When Pope John Paul II was in the Holy Land in March 2000, he paid a visit to Capernaum.

Nov 13

Israel – Israeli Places of Interest – Ein Gedi

At the lowest point on earth on the shores of the Dead Sea in Israel and nestled at the foot of imposing cliff and mountains, is the vibrantly green oasis of Ein Gedi. This exciting location is a combination of spas and various tourist attractions together with a beautiful and ancient vista of history and archeology that makes it perfect for an unusual desert experience.

Ein Gedi OasisEin Gedi Nature Reserve stretches from the shores of the Dead Sea which is 423 meters below Sea Level up to the Plateau of the Judean Desert 200 meters above sea level. One of Israel’s most important nature reserves it has four fresh water springs, two of which feed the streams Nahal David and Nahal Arugot that flow throughout the year.  Visitors can enjoy the sight of rivers running through canyons bordered by abundant vegetation and can spot animals coming to drink at the river.

Ein Gedi archeologyEvidence has been found of human settlement going back to the Chalcolithic period more than 5000 years ago and from about the 7th century BCE Ein Gedi has been significant in Jewish History.  The area around Ein Gedi was included in the territory of the Tribe of Judah. When fleeing from King Saul, David took refuge in Ein Gedi it was a place where rebels fled to from Jerusalem. Temples and Synagogue were built that strengthened the Jewish grip of the area. Visitors to the reserve can view the lovely mosaic floor of a Synagogue dating back to the third century BCE.

Dead Sea beauty treatmentsTourists from around the world visit this internationally renowned health spa and rejuvenate themselves with the mud baths, mineral waters and hot springs that are available or bathe in the Dead Sea’s healing waters. There are other interesting activities available in the area such as excursions by jeep, desert safaris and tours of Masada and Qumran which are the caves where the Dead Sea Scrolls were discovered.
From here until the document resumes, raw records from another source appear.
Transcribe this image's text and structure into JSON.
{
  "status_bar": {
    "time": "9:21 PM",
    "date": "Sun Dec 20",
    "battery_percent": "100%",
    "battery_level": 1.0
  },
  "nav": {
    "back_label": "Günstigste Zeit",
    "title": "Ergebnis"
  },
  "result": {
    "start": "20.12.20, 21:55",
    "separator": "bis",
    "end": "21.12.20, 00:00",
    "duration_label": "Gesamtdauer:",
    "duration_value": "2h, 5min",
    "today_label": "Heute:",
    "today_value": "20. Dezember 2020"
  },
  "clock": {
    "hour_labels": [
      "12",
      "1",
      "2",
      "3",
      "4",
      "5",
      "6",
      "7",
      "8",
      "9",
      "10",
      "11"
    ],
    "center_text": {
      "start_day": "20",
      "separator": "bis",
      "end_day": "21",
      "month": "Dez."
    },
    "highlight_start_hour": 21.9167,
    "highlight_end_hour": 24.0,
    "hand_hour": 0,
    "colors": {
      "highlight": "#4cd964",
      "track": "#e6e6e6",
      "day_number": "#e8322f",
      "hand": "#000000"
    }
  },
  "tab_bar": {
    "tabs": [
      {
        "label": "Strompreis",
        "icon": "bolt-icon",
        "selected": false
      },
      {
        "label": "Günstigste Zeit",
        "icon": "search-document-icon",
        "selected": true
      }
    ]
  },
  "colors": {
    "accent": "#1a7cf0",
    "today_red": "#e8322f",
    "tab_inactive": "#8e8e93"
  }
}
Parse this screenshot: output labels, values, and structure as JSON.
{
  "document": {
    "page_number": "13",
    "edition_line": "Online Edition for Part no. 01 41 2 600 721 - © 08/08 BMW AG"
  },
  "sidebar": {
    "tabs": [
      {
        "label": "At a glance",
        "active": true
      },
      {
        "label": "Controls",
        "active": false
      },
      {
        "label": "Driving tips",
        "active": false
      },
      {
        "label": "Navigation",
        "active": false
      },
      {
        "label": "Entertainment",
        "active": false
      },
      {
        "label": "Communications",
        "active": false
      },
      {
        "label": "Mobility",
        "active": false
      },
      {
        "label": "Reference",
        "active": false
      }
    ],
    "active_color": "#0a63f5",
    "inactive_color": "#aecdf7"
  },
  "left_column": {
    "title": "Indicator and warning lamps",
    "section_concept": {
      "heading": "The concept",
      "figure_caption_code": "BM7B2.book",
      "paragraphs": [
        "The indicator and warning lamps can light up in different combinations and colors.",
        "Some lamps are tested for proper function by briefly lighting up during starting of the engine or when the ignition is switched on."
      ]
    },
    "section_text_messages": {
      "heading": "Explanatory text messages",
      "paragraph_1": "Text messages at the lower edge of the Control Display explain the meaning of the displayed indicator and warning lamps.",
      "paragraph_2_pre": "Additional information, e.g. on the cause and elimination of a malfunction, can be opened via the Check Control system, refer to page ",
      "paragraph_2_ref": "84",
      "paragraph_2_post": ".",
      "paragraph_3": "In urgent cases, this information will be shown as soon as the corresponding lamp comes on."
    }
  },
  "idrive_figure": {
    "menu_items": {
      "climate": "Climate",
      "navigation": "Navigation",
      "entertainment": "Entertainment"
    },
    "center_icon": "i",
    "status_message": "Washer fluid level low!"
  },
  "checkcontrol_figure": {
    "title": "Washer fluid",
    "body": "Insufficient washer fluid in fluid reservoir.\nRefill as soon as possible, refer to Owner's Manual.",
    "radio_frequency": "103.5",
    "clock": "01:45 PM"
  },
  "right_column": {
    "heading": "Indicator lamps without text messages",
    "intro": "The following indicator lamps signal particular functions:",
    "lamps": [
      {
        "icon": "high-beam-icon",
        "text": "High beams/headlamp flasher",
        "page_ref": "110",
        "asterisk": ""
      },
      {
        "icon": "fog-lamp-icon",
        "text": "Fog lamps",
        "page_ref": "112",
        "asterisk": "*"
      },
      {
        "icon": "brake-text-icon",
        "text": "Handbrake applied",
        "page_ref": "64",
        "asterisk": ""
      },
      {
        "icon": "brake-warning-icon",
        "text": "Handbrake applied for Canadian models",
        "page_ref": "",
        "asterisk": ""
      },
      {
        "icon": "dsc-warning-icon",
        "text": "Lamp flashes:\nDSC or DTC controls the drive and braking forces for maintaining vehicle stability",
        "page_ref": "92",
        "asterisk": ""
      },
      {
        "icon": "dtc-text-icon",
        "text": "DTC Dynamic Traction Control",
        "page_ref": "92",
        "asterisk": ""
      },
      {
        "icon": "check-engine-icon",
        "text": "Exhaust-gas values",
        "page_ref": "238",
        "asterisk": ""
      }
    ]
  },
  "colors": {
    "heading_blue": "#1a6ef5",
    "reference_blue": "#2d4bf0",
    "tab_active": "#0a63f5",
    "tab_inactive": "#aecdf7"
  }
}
Accommodation is available at Hotels, Kibbutz guest houses or camping on the Dead Sea shore.